About this task: The whole listing is to be restated word for word with no images.

*** Opening Records supplied ***

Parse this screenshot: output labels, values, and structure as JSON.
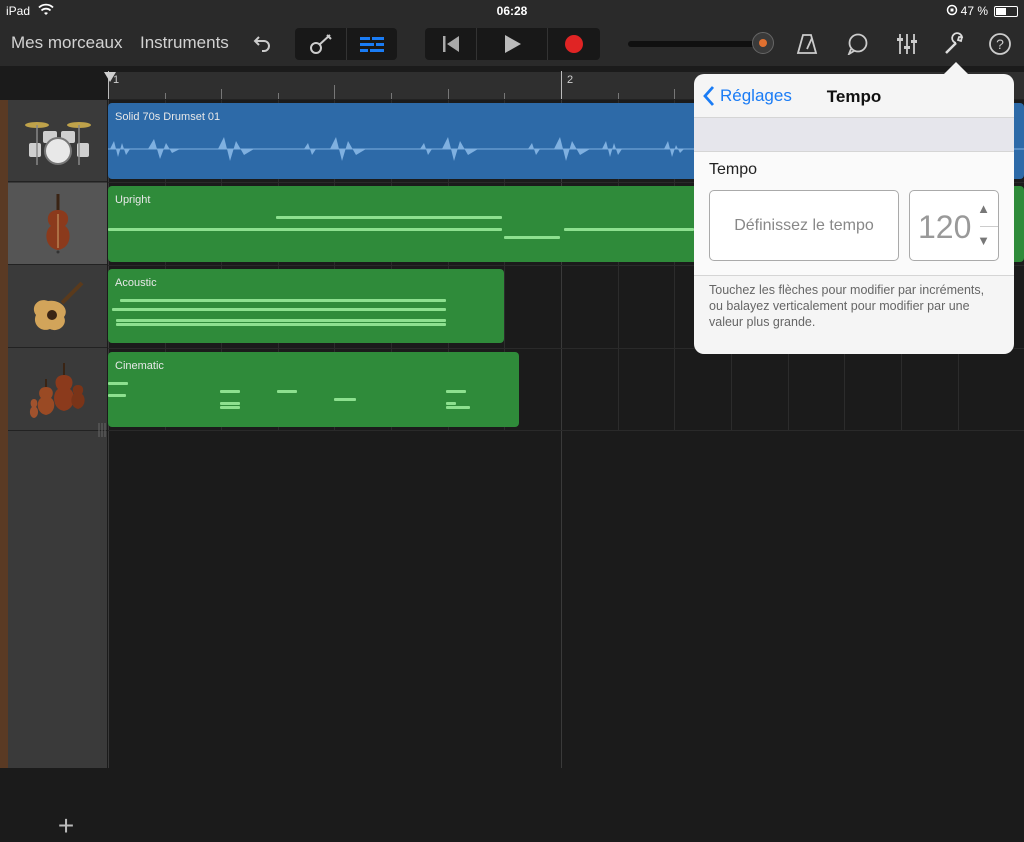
{
  "status_bar": {
    "device": "iPad",
    "time": "06:28",
    "battery": "47 %"
  },
  "toolbar": {
    "my_songs": "Mes morceaux",
    "instruments": "Instruments",
    "icons": [
      "undo-icon",
      "instrument-view-icon",
      "tracks-view-icon",
      "go-to-start-icon",
      "play-icon",
      "record-icon",
      "master-volume-slider",
      "metronome-icon",
      "loop-browser-icon",
      "mixer-icon",
      "settings-wrench-icon",
      "help-icon"
    ],
    "colors": {
      "record": "#e02424",
      "tracks_view_active": "#1a7cf5"
    }
  },
  "ruler": {
    "bars": [
      "1",
      "2"
    ]
  },
  "tracks": [
    {
      "instrument": "drums",
      "region_label": "Solid 70s Drumset 01",
      "color": "#2d6aa8"
    },
    {
      "instrument": "upright-bass",
      "region_label": "Upright",
      "color": "#2f8b3a"
    },
    {
      "instrument": "acoustic-guitar",
      "region_label": "Acoustic",
      "color": "#2f8b3a"
    },
    {
      "instrument": "strings",
      "region_label": "Cinematic",
      "color": "#2f8b3a"
    }
  ],
  "popover": {
    "back_label": "Réglages",
    "title": "Tempo",
    "section_label": "Tempo",
    "define_button": "Définissez le tempo",
    "tempo_value": "120",
    "help_text": "Touchez les flèches pour modifier par incréments, ou balayez verticalement pour modifier par une valeur plus grande."
  }
}
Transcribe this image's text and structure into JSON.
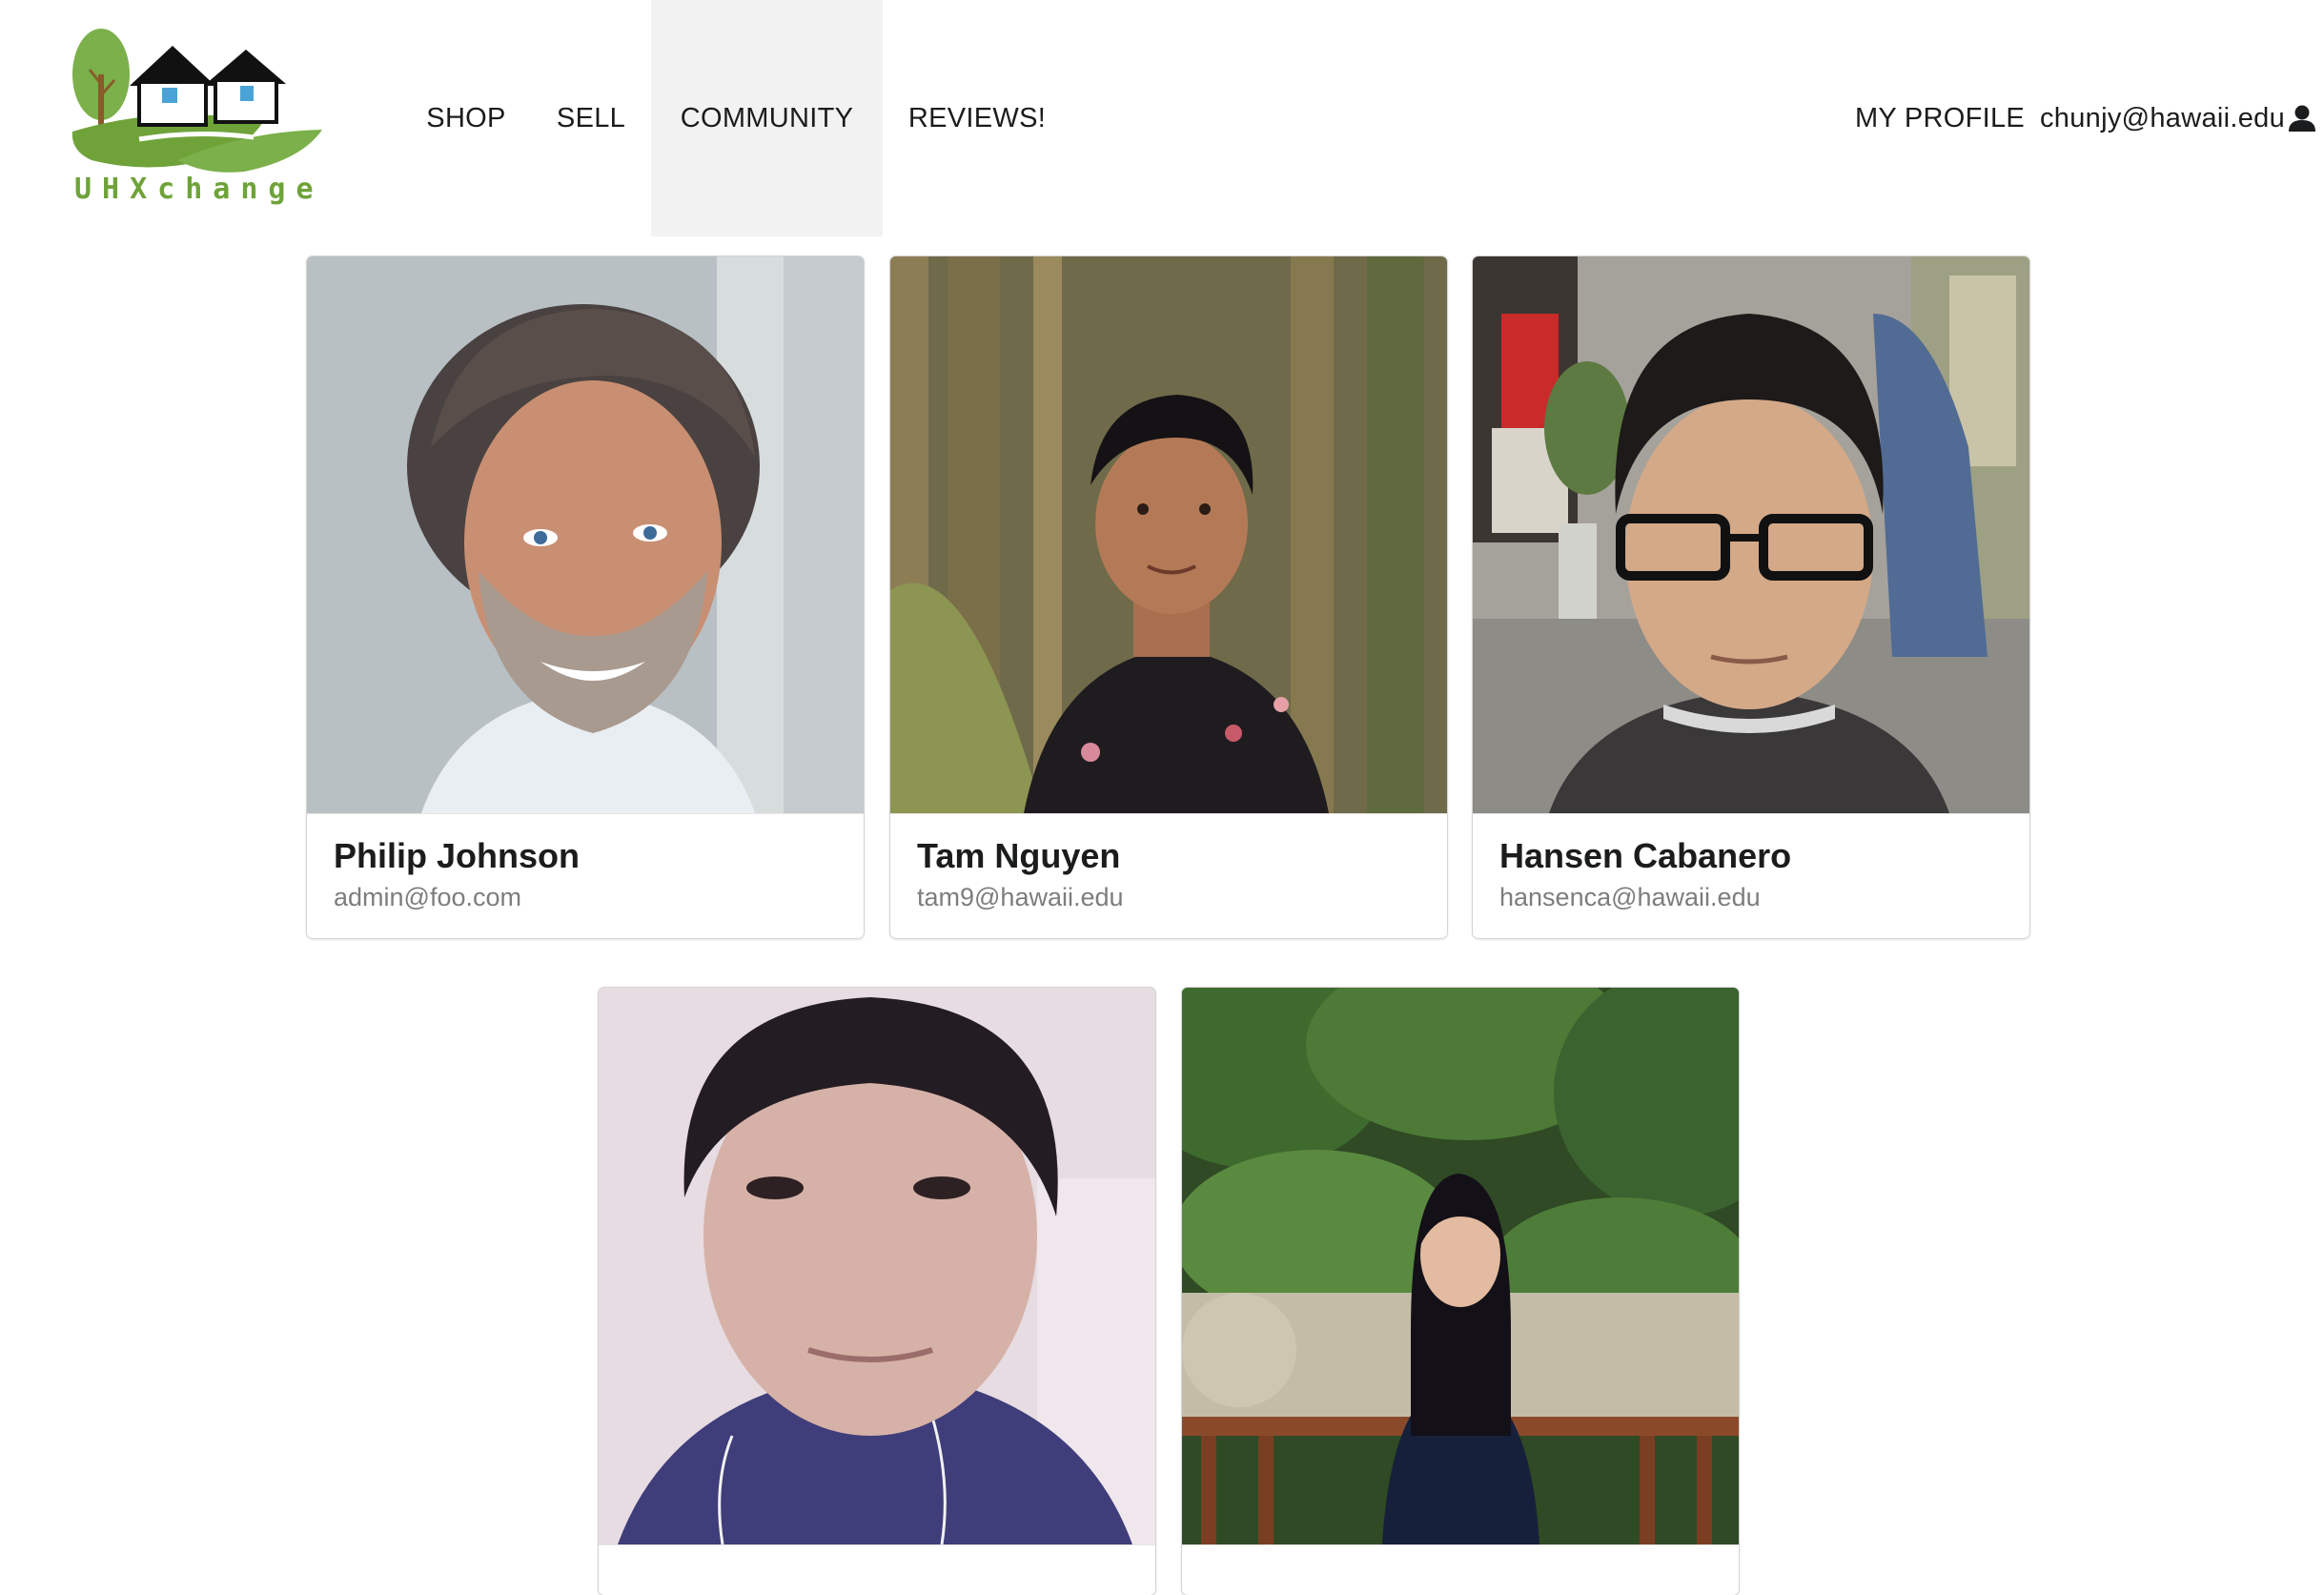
{
  "logo": {
    "text": "UHXchange"
  },
  "nav": {
    "items": [
      {
        "label": "SHOP"
      },
      {
        "label": "SELL"
      },
      {
        "label": "COMMUNITY",
        "active": true
      },
      {
        "label": "REVIEWS!"
      }
    ],
    "profile_label": "MY PROFILE",
    "user_email": "chunjy@hawaii.edu",
    "user_icon": "user-icon"
  },
  "profiles": [
    {
      "name": "Philip Johnson",
      "email": "admin@foo.com"
    },
    {
      "name": "Tam Nguyen",
      "email": "tam9@hawaii.edu"
    },
    {
      "name": "Hansen Cabanero",
      "email": "hansenca@hawaii.edu"
    },
    {
      "name": "",
      "email": ""
    },
    {
      "name": "",
      "email": ""
    }
  ],
  "colors": {
    "active_nav_bg": "#f2f2f2",
    "logo_green": "#7bb04a",
    "logo_text": "#6fa33a"
  }
}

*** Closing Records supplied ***

Solution below:
Parse this screenshot: output labels, values, and structure as JSON.
{
  "status_bar": {
    "device": "iPad",
    "time": "06:28",
    "battery": "47 %"
  },
  "toolbar": {
    "my_songs": "Mes morceaux",
    "instruments": "Instruments",
    "icons": [
      "undo-icon",
      "instrument-view-icon",
      "tracks-view-icon",
      "go-to-start-icon",
      "play-icon",
      "record-icon",
      "master-volume-slider",
      "metronome-icon",
      "loop-browser-icon",
      "mixer-icon",
      "settings-wrench-icon",
      "help-icon"
    ],
    "colors": {
      "record": "#e02424",
      "tracks_view_active": "#1a7cf5"
    }
  },
  "ruler": {
    "bars": [
      "1",
      "2"
    ]
  },
  "tracks": [
    {
      "instrument": "drums",
      "region_label": "Solid 70s Drumset 01",
      "color": "#2d6aa8"
    },
    {
      "instrument": "upright-bass",
      "region_label": "Upright",
      "color": "#2f8b3a"
    },
    {
      "instrument": "acoustic-guitar",
      "region_label": "Acoustic",
      "color": "#2f8b3a"
    },
    {
      "instrument": "strings",
      "region_label": "Cinematic",
      "color": "#2f8b3a"
    }
  ],
  "popover": {
    "back_label": "Réglages",
    "title": "Tempo",
    "section_label": "Tempo",
    "define_button": "Définissez le tempo",
    "tempo_value": "120",
    "help_text": "Touchez les flèches pour modifier par incréments, ou balayez verticalement pour modifier par une valeur plus grande."
  }
}
Transcribe this image's text and structure into JSON.
{
  "logo": {
    "text": "UHXchange"
  },
  "nav": {
    "items": [
      {
        "label": "SHOP"
      },
      {
        "label": "SELL"
      },
      {
        "label": "COMMUNITY",
        "active": true
      },
      {
        "label": "REVIEWS!"
      }
    ],
    "profile_label": "MY PROFILE",
    "user_email": "chunjy@hawaii.edu",
    "user_icon": "user-icon"
  },
  "profiles": [
    {
      "name": "Philip Johnson",
      "email": "admin@foo.com"
    },
    {
      "name": "Tam Nguyen",
      "email": "tam9@hawaii.edu"
    },
    {
      "name": "Hansen Cabanero",
      "email": "hansenca@hawaii.edu"
    },
    {
      "name": "",
      "email": ""
    },
    {
      "name": "",
      "email": ""
    }
  ],
  "colors": {
    "active_nav_bg": "#f2f2f2",
    "logo_green": "#7bb04a",
    "logo_text": "#6fa33a"
  }
}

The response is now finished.